John le Carré’s Political Cowardice

Surveying the work of the spy novelist, Nick Cohen notes the corrosive politics found in both his work and his public statements. The latter, writes Cohen, reflect all of the worst tendencies of Britain’s old right and new left—including their “Jew obsession”:

Connoisseurs of [le Carré’s] public statements can tick every space on the bingo card. Le Carré believes that corporations brainwash the bovine masses (check) on behalf of the imperial American hegemon (check), which is itself controlled by a conspiracy of right-wingers (check), who are pulling our puppet strings at the behest of—guess who?—the Jews (full house!). Or as le Carré explained, the [Jewish] neoconservatives are “appointing the state of Israel as the purpose of all Middle Eastern and practically all global policy.”

Then there is the self-pity, that most deplorable affectation of Western intellectuals who have never once faced the smallest threat of persecution or punishment for their writing. At one point during the last decade, le Carré compared himself with the German-Jewish diarist Victor Klemperer, who miraculously survived life under the Nazis. Liberals of a certain age remember that when the Ayatollah Khomeini’s assassins imitated the Nazis and threatened Salman Rushdie’s life, the Klemperer-of-our-time opined that Rushdie had brought death on himself by insulting the great religion of Islam.

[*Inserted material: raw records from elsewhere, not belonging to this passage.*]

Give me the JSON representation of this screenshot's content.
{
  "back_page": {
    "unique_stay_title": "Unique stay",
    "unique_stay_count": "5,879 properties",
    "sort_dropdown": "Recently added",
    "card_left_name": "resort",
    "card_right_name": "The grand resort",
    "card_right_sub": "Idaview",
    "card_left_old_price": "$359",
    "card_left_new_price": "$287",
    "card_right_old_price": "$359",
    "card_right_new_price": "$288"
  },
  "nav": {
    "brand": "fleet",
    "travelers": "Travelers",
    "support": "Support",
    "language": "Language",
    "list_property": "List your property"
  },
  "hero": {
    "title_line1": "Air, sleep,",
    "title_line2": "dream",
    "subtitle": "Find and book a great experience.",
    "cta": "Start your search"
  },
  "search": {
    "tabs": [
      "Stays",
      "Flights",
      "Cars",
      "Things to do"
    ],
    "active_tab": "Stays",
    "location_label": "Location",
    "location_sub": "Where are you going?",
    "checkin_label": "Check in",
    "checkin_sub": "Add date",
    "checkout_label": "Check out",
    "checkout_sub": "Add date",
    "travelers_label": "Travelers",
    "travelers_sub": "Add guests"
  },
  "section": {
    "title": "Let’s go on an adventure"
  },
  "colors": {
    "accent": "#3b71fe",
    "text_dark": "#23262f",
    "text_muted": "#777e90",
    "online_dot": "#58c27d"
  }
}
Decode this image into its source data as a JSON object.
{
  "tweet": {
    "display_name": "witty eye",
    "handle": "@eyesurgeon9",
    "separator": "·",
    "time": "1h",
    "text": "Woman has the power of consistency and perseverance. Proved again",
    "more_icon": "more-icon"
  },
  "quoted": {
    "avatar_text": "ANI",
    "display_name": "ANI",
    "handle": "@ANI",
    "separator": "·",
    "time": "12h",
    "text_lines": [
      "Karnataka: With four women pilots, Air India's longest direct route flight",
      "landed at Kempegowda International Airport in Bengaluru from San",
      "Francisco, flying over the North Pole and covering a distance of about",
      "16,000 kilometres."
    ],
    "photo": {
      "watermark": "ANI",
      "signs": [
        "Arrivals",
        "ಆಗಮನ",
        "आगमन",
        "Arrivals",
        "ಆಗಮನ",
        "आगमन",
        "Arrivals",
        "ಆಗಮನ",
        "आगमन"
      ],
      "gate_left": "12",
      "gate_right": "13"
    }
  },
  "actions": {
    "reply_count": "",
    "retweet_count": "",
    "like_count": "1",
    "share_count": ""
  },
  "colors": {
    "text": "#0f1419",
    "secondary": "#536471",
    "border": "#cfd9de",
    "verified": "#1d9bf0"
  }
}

Read more at Standpoint

More about: anti-Americanism, Anti-Semitism, Arts & Culture, Ayatollah Khomeini, Victor Klemperer

Hizballah Is Learning Israel’s Weak Spots

On Tuesday, a Hizballah drone attack injured three people in northern Israel. The next day, another attack, targeting an IDF base, injured eighteen people, six of them seriously, in Arab al-Amshe, also in the north. This second attack involved the simultaneous use of drones carrying explosives and guided antitank missiles. In both cases, the defensive systems that performed so successfully last weekend failed to stop the drones and missiles. Ron Ben-Yishai has a straightforward explanation as to why: the Lebanon-backed terrorist group is getting better at evading Israel defenses. He explains the three basis systems used to pilot these unmanned aircraft, and their practical effects:

These systems allow drones to act similarly to fighter jets, using “dead zones”—areas not visible to radar or other optical detection—to approach targets. They fly low initially, then ascend just before crashing and detonating on the target. The terrain of southern Lebanon is particularly conducive to such attacks.

But this requires skills that the terror group has honed over months of fighting against Israel. The latest attacks involved a large drone capable of carrying over 50 kg (110 lbs.) of explosives. The terrorists have likely analyzed Israel’s alert and interception systems, recognizing that shooting down their drones requires early detection to allow sufficient time for launching interceptors.

The IDF tries to detect any incoming drones on its radar, as it had done prior to the war. Despite Hizballah’s learning curve, the IDF’s technological edge offers an advantage. However, the military must recognize that any measure it takes is quickly observed and analyzed, and even the most effective defenses can be incomplete. The terrain near the Lebanon-Israel border continues to pose a challenge, necessitating technological solutions and significant financial investment.

Read more at Ynet

More about: Hizballah, Iron Dome, Israeli Security